(Data records for software interfaces)

····················

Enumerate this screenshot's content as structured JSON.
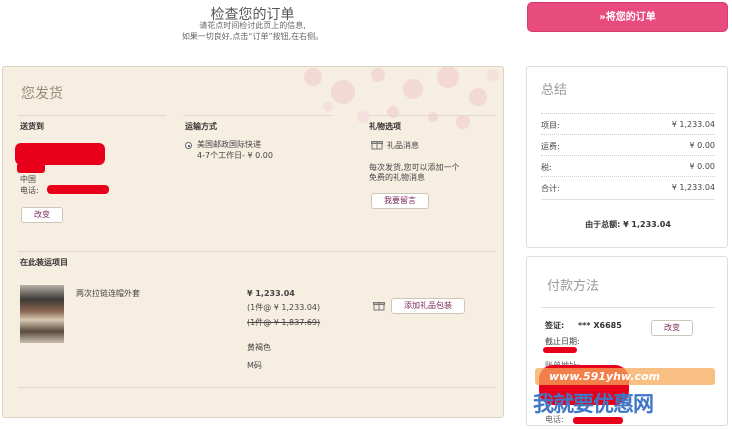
{
  "header": {
    "title": "检查您的订单",
    "sub_line1": "请花点时间检讨此页上的信息,",
    "sub_line2": "如果一切良好,点击“订单”按钮,在右侧。",
    "place_order": "»将您的订单"
  },
  "ship": {
    "title": "您发货",
    "ship_to": {
      "heading": "送货到",
      "country": "中国",
      "phone_label": "电话:",
      "change": "改变"
    },
    "shipping_method": {
      "heading": "运输方式",
      "option_line1": "美国邮政国际快递",
      "option_line2": "4-7个工作日- ¥ 0.00",
      "selected": true
    },
    "gift": {
      "heading": "礼物选项",
      "gift_message": "礼品消息",
      "desc_line1": "每次发货,您可以添加一个",
      "desc_line2": "免费的礼物消息",
      "add_note": "我要留言"
    },
    "items": {
      "heading": "在此装运项目",
      "list": [
        {
          "name": "两次拉链连帽外套",
          "price": "¥ 1,233.04",
          "qty_line": "(1件@ ¥ 1,233.04)",
          "orig_line": "(1件@ ¥ 1,837.69)",
          "color": "黄褐色",
          "size": "M码",
          "gift_wrap": "添加礼品包装"
        }
      ]
    }
  },
  "summary": {
    "title": "总结",
    "rows": [
      {
        "label": "项目:",
        "value": "¥ 1,233.04"
      },
      {
        "label": "运费:",
        "value": "¥ 0.00"
      },
      {
        "label": "税:",
        "value": "¥ 0.00"
      },
      {
        "label": "合计:",
        "value": "¥ 1,233.04"
      }
    ],
    "total": "由于总额: ¥ 1,233.04"
  },
  "payment": {
    "title": "付款方法",
    "card_label": "签证:",
    "card_number": "*** X6685",
    "change": "改变",
    "expiry_label": "截止日期:",
    "billing_label": "账单地址:",
    "phone_label": "电话:"
  },
  "watermark": {
    "url": "www.591yhw.com",
    "text": "我就要优惠网"
  },
  "colors": {
    "accent": "#e84b7d",
    "panel_bg": "#f7eee2",
    "redaction": "#e8001a"
  }
}
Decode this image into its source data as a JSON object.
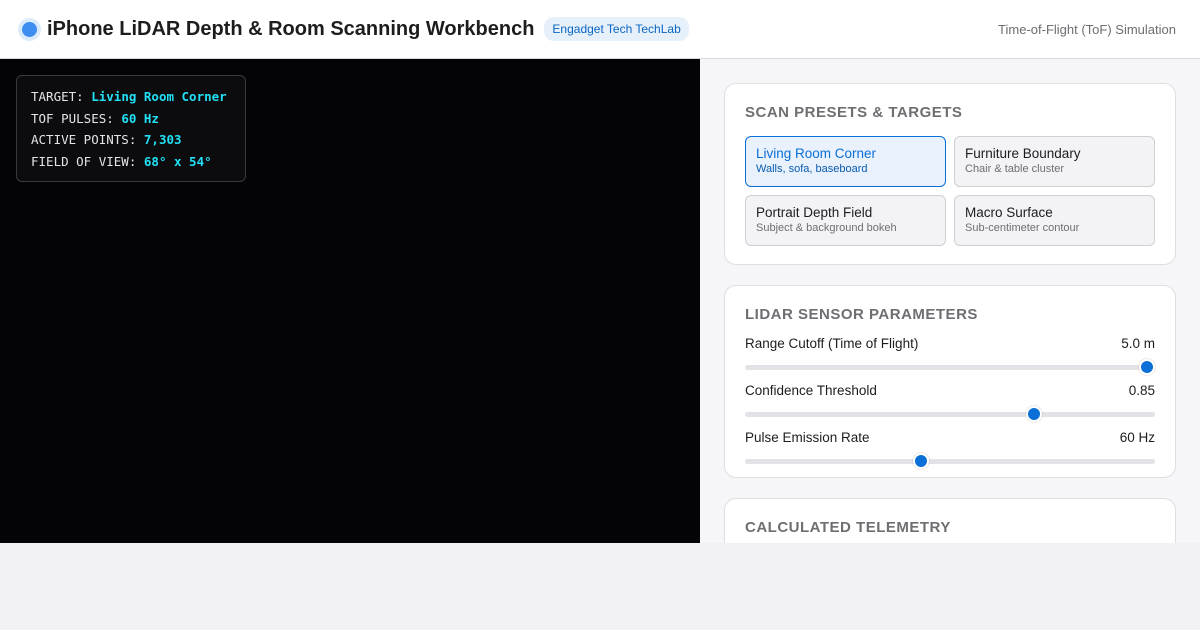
{
  "header": {
    "title": "iPhone LiDAR Depth & Room Scanning Workbench",
    "badge": "Engadget Tech TechLab",
    "mode": "Time-of-Flight (ToF) Simulation",
    "logo_color": "#3d8ef0"
  },
  "hud": {
    "target_label": "TARGET:",
    "target_value": "Living Room Corner",
    "pulses_label": "TOF PULSES:",
    "pulses_value": "60 Hz",
    "points_label": "ACTIVE POINTS:",
    "points_value": "7,303",
    "fov_label": "FIELD OF VIEW:",
    "fov_value": "68° x 54°",
    "accent_color": "#22e0f5"
  },
  "presets": {
    "title": "Scan Presets & Targets",
    "items": [
      {
        "title": "Living Room Corner",
        "subtitle": "Walls, sofa, baseboard",
        "active": true
      },
      {
        "title": "Furniture Boundary",
        "subtitle": "Chair & table cluster",
        "active": false
      },
      {
        "title": "Portrait Depth Field",
        "subtitle": "Subject & background bokeh",
        "active": false
      },
      {
        "title": "Macro Surface",
        "subtitle": "Sub-centimeter contour",
        "active": false
      }
    ]
  },
  "params": {
    "title": "LiDAR Sensor Parameters",
    "items": [
      {
        "label": "Range Cutoff (Time of Flight)",
        "value": "5.0 m",
        "fraction": 0.98
      },
      {
        "label": "Confidence Threshold",
        "value": "0.85",
        "fraction": 0.705
      },
      {
        "label": "Pulse Emission Rate",
        "value": "60 Hz",
        "fraction": 0.43
      }
    ],
    "accent_color": "#0a6fd6"
  },
  "telemetry": {
    "title": "Calculated Telemetry"
  }
}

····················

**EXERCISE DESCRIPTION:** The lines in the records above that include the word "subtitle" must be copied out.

**RESPONSE:**
        "subtitle": "Walls, sofa, baseboard",
        "subtitle": "Chair & table cluster",
        "subtitle": "Subject & background bokeh",
        "subtitle": "Sub-centimeter contour",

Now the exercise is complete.